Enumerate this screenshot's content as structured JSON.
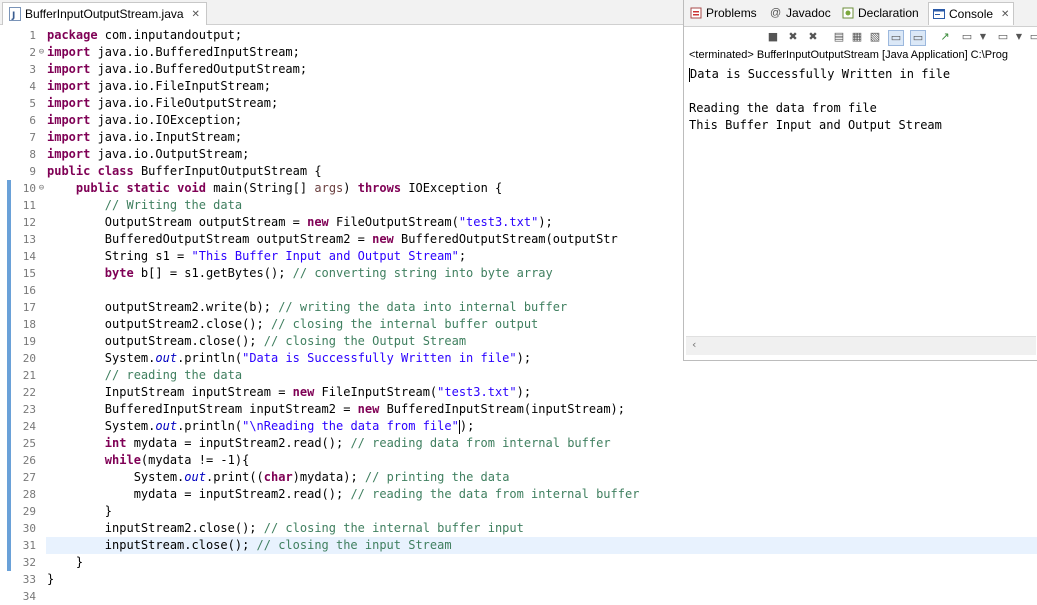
{
  "editor": {
    "tab_title": "BufferInputOutputStream.java",
    "tab_close": "✕",
    "lines": [
      {
        "n": "1",
        "t": "package com.inputandoutput;"
      },
      {
        "n": "2",
        "t": "import java.io.BufferedInputStream;"
      },
      {
        "n": "3",
        "t": "import java.io.BufferedOutputStream;"
      },
      {
        "n": "4",
        "t": "import java.io.FileInputStream;"
      },
      {
        "n": "5",
        "t": "import java.io.FileOutputStream;"
      },
      {
        "n": "6",
        "t": "import java.io.IOException;"
      },
      {
        "n": "7",
        "t": "import java.io.InputStream;"
      },
      {
        "n": "8",
        "t": "import java.io.OutputStream;"
      },
      {
        "n": "9",
        "t": "public class BufferInputOutputStream {"
      },
      {
        "n": "10",
        "t": "    public static void main(String[] args) throws IOException {"
      },
      {
        "n": "11",
        "t": "        // Writing the data"
      },
      {
        "n": "12",
        "t": "        OutputStream outputStream = new FileOutputStream(\"test3.txt\");"
      },
      {
        "n": "13",
        "t": "        BufferedOutputStream outputStream2 = new BufferedOutputStream(outputStr"
      },
      {
        "n": "14",
        "t": "        String s1 = \"This Buffer Input and Output Stream\";"
      },
      {
        "n": "15",
        "t": "        byte b[] = s1.getBytes(); // converting string into byte array"
      },
      {
        "n": "16",
        "t": ""
      },
      {
        "n": "17",
        "t": "        outputStream2.write(b); // writing the data into internal buffer"
      },
      {
        "n": "18",
        "t": "        outputStream2.close(); // closing the internal buffer output"
      },
      {
        "n": "19",
        "t": "        outputStream.close(); // closing the Output Stream"
      },
      {
        "n": "20",
        "t": "        System.out.println(\"Data is Successfully Written in file\");"
      },
      {
        "n": "21",
        "t": "        // reading the data"
      },
      {
        "n": "22",
        "t": "        InputStream inputStream = new FileInputStream(\"test3.txt\");"
      },
      {
        "n": "23",
        "t": "        BufferedInputStream inputStream2 = new BufferedInputStream(inputStream);"
      },
      {
        "n": "24",
        "t": "        System.out.println(\"\\nReading the data from file\");"
      },
      {
        "n": "25",
        "t": "        int mydata = inputStream2.read(); // reading data from internal buffer"
      },
      {
        "n": "26",
        "t": "        while(mydata != -1){"
      },
      {
        "n": "27",
        "t": "            System.out.print((char)mydata); // printing the data"
      },
      {
        "n": "28",
        "t": "            mydata = inputStream2.read(); // reading the data from internal buffer"
      },
      {
        "n": "29",
        "t": "        }"
      },
      {
        "n": "30",
        "t": "        inputStream2.close(); // closing the internal buffer input"
      },
      {
        "n": "31",
        "t": "        inputStream.close(); // closing the input Stream"
      },
      {
        "n": "32",
        "t": "    }"
      },
      {
        "n": "33",
        "t": "}"
      },
      {
        "n": "34",
        "t": ""
      }
    ]
  },
  "console": {
    "tabs": [
      {
        "label": "Problems",
        "icon": "problems-icon"
      },
      {
        "label": "Javadoc",
        "icon": "javadoc-icon"
      },
      {
        "label": "Declaration",
        "icon": "declaration-icon"
      },
      {
        "label": "Console",
        "icon": "console-icon"
      }
    ],
    "tab_close": "✕",
    "status": "<terminated> BufferInputOutputStream [Java Application] C:\\Prog",
    "output": [
      "Data is Successfully Written in file",
      "",
      "Reading the data from file",
      "This Buffer Input and Output Stream"
    ]
  },
  "colors": {
    "keyword": "#7f0055",
    "string": "#2a00ff",
    "comment": "#3f7f5f",
    "field": "#0000c0",
    "current_line": "#e8f2fe",
    "change_bar": "#6aa1d8"
  }
}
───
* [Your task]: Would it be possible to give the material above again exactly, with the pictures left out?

* [Your solution]:
Enumerate this screenshot's content as structured JSON.
{
  "editor": {
    "tab_title": "BufferInputOutputStream.java",
    "tab_close": "✕",
    "lines": [
      {
        "n": "1",
        "t": "package com.inputandoutput;"
      },
      {
        "n": "2",
        "t": "import java.io.BufferedInputStream;"
      },
      {
        "n": "3",
        "t": "import java.io.BufferedOutputStream;"
      },
      {
        "n": "4",
        "t": "import java.io.FileInputStream;"
      },
      {
        "n": "5",
        "t": "import java.io.FileOutputStream;"
      },
      {
        "n": "6",
        "t": "import java.io.IOException;"
      },
      {
        "n": "7",
        "t": "import java.io.InputStream;"
      },
      {
        "n": "8",
        "t": "import java.io.OutputStream;"
      },
      {
        "n": "9",
        "t": "public class BufferInputOutputStream {"
      },
      {
        "n": "10",
        "t": "    public static void main(String[] args) throws IOException {"
      },
      {
        "n": "11",
        "t": "        // Writing the data"
      },
      {
        "n": "12",
        "t": "        OutputStream outputStream = new FileOutputStream(\"test3.txt\");"
      },
      {
        "n": "13",
        "t": "        BufferedOutputStream outputStream2 = new BufferedOutputStream(outputStr"
      },
      {
        "n": "14",
        "t": "        String s1 = \"This Buffer Input and Output Stream\";"
      },
      {
        "n": "15",
        "t": "        byte b[] = s1.getBytes(); // converting string into byte array"
      },
      {
        "n": "16",
        "t": ""
      },
      {
        "n": "17",
        "t": "        outputStream2.write(b); // writing the data into internal buffer"
      },
      {
        "n": "18",
        "t": "        outputStream2.close(); // closing the internal buffer output"
      },
      {
        "n": "19",
        "t": "        outputStream.close(); // closing the Output Stream"
      },
      {
        "n": "20",
        "t": "        System.out.println(\"Data is Successfully Written in file\");"
      },
      {
        "n": "21",
        "t": "        // reading the data"
      },
      {
        "n": "22",
        "t": "        InputStream inputStream = new FileInputStream(\"test3.txt\");"
      },
      {
        "n": "23",
        "t": "        BufferedInputStream inputStream2 = new BufferedInputStream(inputStream);"
      },
      {
        "n": "24",
        "t": "        System.out.println(\"\\nReading the data from file\");"
      },
      {
        "n": "25",
        "t": "        int mydata = inputStream2.read(); // reading data from internal buffer"
      },
      {
        "n": "26",
        "t": "        while(mydata != -1){"
      },
      {
        "n": "27",
        "t": "            System.out.print((char)mydata); // printing the data"
      },
      {
        "n": "28",
        "t": "            mydata = inputStream2.read(); // reading the data from internal buffer"
      },
      {
        "n": "29",
        "t": "        }"
      },
      {
        "n": "30",
        "t": "        inputStream2.close(); // closing the internal buffer input"
      },
      {
        "n": "31",
        "t": "        inputStream.close(); // closing the input Stream"
      },
      {
        "n": "32",
        "t": "    }"
      },
      {
        "n": "33",
        "t": "}"
      },
      {
        "n": "34",
        "t": ""
      }
    ]
  },
  "console": {
    "tabs": [
      {
        "label": "Problems",
        "icon": "problems-icon"
      },
      {
        "label": "Javadoc",
        "icon": "javadoc-icon"
      },
      {
        "label": "Declaration",
        "icon": "declaration-icon"
      },
      {
        "label": "Console",
        "icon": "console-icon"
      }
    ],
    "tab_close": "✕",
    "status": "<terminated> BufferInputOutputStream [Java Application] C:\\Prog",
    "output": [
      "Data is Successfully Written in file",
      "",
      "Reading the data from file",
      "This Buffer Input and Output Stream"
    ]
  },
  "colors": {
    "keyword": "#7f0055",
    "string": "#2a00ff",
    "comment": "#3f7f5f",
    "field": "#0000c0",
    "current_line": "#e8f2fe",
    "change_bar": "#6aa1d8"
  }
}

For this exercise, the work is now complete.